### PROBLEM DESCRIPTION
Give back all the data below exactly as it is shown.

Items from an interface collection
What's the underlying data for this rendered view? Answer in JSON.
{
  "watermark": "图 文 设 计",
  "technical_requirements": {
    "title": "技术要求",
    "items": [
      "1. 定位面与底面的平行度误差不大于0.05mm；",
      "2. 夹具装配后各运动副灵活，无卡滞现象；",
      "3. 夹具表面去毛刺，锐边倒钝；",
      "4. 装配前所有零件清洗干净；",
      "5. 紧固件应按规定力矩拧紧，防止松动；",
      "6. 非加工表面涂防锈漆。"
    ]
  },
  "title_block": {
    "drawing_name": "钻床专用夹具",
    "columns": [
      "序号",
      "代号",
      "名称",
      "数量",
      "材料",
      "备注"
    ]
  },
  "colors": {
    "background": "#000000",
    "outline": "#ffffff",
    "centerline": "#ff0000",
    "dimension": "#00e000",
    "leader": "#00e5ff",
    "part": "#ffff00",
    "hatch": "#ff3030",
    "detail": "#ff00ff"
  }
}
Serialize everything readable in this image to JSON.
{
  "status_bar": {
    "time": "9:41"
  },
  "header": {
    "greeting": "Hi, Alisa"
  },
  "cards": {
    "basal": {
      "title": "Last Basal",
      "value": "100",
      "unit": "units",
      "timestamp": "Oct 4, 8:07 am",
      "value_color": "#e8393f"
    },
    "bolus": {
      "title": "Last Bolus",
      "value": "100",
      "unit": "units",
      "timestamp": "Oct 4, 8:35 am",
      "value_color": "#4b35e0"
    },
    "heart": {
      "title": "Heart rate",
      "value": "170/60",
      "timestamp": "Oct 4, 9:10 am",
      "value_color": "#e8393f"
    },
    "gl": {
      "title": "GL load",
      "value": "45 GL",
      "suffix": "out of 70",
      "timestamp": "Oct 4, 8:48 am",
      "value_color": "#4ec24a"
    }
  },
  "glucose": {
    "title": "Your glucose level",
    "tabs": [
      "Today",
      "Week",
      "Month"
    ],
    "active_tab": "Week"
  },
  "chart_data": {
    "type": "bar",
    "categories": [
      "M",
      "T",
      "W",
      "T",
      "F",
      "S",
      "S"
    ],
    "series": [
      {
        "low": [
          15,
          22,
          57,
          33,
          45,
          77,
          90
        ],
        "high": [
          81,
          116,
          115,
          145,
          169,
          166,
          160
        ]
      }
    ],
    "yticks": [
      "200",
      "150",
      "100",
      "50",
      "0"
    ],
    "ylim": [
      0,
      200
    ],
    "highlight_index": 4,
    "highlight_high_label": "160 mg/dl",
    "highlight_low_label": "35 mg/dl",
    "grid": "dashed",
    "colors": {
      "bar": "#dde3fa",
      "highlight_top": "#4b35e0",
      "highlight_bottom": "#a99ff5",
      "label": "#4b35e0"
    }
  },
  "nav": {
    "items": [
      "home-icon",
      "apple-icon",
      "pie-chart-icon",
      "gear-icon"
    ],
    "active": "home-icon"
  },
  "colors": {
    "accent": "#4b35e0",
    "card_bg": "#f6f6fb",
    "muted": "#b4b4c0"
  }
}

### ANSWER SPACE
What's the underlying data for this rendered view? Answer in JSON.
{
  "watermark": "图 文 设 计",
  "technical_requirements": {
    "title": "技术要求",
    "items": [
      "1. 定位面与底面的平行度误差不大于0.05mm；",
      "2. 夹具装配后各运动副灵活，无卡滞现象；",
      "3. 夹具表面去毛刺，锐边倒钝；",
      "4. 装配前所有零件清洗干净；",
      "5. 紧固件应按规定力矩拧紧，防止松动；",
      "6. 非加工表面涂防锈漆。"
    ]
  },
  "title_block": {
    "drawing_name": "钻床专用夹具",
    "columns": [
      "序号",
      "代号",
      "名称",
      "数量",
      "材料",
      "备注"
    ]
  },
  "colors": {
    "background": "#000000",
    "outline": "#ffffff",
    "centerline": "#ff0000",
    "dimension": "#00e000",
    "leader": "#00e5ff",
    "part": "#ffff00",
    "hatch": "#ff3030",
    "detail": "#ff00ff"
  }
}
Serialize everything readable in this image to JSON.
{
  "status_bar": {
    "time": "9:41"
  },
  "header": {
    "greeting": "Hi, Alisa"
  },
  "cards": {
    "basal": {
      "title": "Last Basal",
      "value": "100",
      "unit": "units",
      "timestamp": "Oct 4, 8:07 am",
      "value_color": "#e8393f"
    },
    "bolus": {
      "title": "Last Bolus",
      "value": "100",
      "unit": "units",
      "timestamp": "Oct 4, 8:35 am",
      "value_color": "#4b35e0"
    },
    "heart": {
      "title": "Heart rate",
      "value": "170/60",
      "timestamp": "Oct 4, 9:10 am",
      "value_color": "#e8393f"
    },
    "gl": {
      "title": "GL load",
      "value": "45 GL",
      "suffix": "out of 70",
      "timestamp": "Oct 4, 8:48 am",
      "value_color": "#4ec24a"
    }
  },
  "glucose": {
    "title": "Your glucose level",
    "tabs": [
      "Today",
      "Week",
      "Month"
    ],
    "active_tab": "Week"
  },
  "chart_data": {
    "type": "bar",
    "categories": [
      "M",
      "T",
      "W",
      "T",
      "F",
      "S",
      "S"
    ],
    "series": [
      {
        "low": [
          15,
          22,
          57,
          33,
          45,
          77,
          90
        ],
        "high": [
          81,
          116,
          115,
          145,
          169,
          166,
          160
        ]
      }
    ],
    "yticks": [
      "200",
      "150",
      "100",
      "50",
      "0"
    ],
    "ylim": [
      0,
      200
    ],
    "highlight_index": 4,
    "highlight_high_label": "160 mg/dl",
    "highlight_low_label": "35 mg/dl",
    "grid": "dashed",
    "colors": {
      "bar": "#dde3fa",
      "highlight_top": "#4b35e0",
      "highlight_bottom": "#a99ff5",
      "label": "#4b35e0"
    }
  },
  "nav": {
    "items": [
      "home-icon",
      "apple-icon",
      "pie-chart-icon",
      "gear-icon"
    ],
    "active": "home-icon"
  },
  "colors": {
    "accent": "#4b35e0",
    "card_bg": "#f6f6fb",
    "muted": "#b4b4c0"
  }
}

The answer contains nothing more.